In last Friday’s installment of Surety EDU, we learned what obligees are and the role they play when it comes to surety bond contracts. A basic definition explains that each surety bond binds together three parties (an obligee, a principal and a surety) in a contract. This week we’re going to explore the role the principal plays in the bonding process.
(This article will not explore the functionality of court bonds since they’re complicated and function differently from contract and commercial bonds. A separate article discussing court bonds will be provided in the future.)
As discussed in last week’s blog, the obligee requires the principal to provide a bond as a way to guarantee a certain obligation will be fulfilled. The act of providing a bond guarantee requires a business or individual to purchase a surety bond from a surety underwriter. When purchasing a bond, the principal pays a small percentage of the bond amount. For example, principals with credit scores of 700 or higher typically pay low 1-5% rates, which translates to $100-$500 premiums for $10,000 of surety coverage. Principals with credit scores below 700 typically pay higher 10-20% rates, which translates to $1,000 to $2,000 for $10,000 of surety coverage.

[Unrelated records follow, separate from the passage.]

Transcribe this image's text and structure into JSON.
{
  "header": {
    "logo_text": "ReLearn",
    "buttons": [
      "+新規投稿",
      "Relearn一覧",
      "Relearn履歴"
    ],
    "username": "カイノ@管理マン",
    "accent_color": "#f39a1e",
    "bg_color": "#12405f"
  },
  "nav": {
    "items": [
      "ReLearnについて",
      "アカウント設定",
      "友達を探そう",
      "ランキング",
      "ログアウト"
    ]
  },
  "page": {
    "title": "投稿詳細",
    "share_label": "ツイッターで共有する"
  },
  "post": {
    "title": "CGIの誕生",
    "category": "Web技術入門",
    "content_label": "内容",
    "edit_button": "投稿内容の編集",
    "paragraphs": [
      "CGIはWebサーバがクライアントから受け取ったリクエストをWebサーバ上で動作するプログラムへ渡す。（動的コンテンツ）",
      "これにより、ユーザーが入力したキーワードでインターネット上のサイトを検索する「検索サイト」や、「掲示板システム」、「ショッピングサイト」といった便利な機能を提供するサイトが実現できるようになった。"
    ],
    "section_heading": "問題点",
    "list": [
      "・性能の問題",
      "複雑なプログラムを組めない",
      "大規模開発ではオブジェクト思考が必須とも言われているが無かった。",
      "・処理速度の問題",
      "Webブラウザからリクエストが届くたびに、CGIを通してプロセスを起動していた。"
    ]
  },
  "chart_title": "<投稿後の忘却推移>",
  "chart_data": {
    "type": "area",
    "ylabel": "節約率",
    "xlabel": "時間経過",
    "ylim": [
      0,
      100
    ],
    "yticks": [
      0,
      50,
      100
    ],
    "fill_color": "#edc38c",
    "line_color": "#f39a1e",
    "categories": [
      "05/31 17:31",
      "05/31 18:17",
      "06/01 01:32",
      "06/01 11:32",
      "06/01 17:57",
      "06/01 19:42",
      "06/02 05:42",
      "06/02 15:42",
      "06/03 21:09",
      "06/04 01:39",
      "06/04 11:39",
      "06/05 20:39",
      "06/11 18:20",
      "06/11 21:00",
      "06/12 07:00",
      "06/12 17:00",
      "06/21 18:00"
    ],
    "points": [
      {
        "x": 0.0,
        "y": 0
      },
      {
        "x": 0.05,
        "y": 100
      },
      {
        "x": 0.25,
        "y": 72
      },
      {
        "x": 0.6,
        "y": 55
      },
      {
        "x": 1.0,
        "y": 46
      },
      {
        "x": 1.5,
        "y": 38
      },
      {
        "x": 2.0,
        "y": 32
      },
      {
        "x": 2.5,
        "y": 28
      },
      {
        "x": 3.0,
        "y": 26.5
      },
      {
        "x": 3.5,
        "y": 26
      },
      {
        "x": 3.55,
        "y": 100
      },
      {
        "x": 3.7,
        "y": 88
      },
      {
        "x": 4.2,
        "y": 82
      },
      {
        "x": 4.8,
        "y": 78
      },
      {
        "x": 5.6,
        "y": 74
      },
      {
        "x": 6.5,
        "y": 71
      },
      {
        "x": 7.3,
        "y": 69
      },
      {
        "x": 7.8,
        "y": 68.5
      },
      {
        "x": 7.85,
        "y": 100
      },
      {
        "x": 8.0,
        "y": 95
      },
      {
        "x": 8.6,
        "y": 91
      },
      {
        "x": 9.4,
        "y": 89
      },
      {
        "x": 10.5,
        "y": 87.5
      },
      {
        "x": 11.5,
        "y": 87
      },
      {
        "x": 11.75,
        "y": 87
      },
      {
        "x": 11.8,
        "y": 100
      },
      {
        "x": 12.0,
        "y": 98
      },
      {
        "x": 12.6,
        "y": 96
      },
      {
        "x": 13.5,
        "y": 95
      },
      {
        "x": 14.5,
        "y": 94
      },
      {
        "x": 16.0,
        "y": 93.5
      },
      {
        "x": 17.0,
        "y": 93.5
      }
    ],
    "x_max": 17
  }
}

Similar to insurance, principals pay a nominal fee to provide a much higher amount of coverage to the obligee requiring the bond. Principals who fail to qualify for the bond (or perhaps just choose not to purchase a bond) sometimes have the option of posting the full coverage amount directly to the obligee, typically in the form of cash or an irrevocable letter of credit. You can see why most principals choose to purchase a bond.)
As with any other contract, principals should fully understand the contractual terms they’re agreeing to when purchasing a surety bond. If a principal fails to uphold the obligation(s) as outlined in the bond’s contractual language, the obligee can make a claim against the bond to gain reparation. The surety will pay the claim, but because surety bonds function like lines of credit rather than insurance policies, the surety will require the principal to repay it for any claims paid out. So, even though the surety is on the hook for the initial claim payment, the bond’s indemnity agreement will require the principal to repay the surety. As such, bonds hold principals fully accountable for their ability to fulfill an obligation, whether the obligation be fulling licensing laws or completing a construction project according to contract.
Be sure to check back with Surety EDU next Friday to learn about the role sureties play in surety bonds.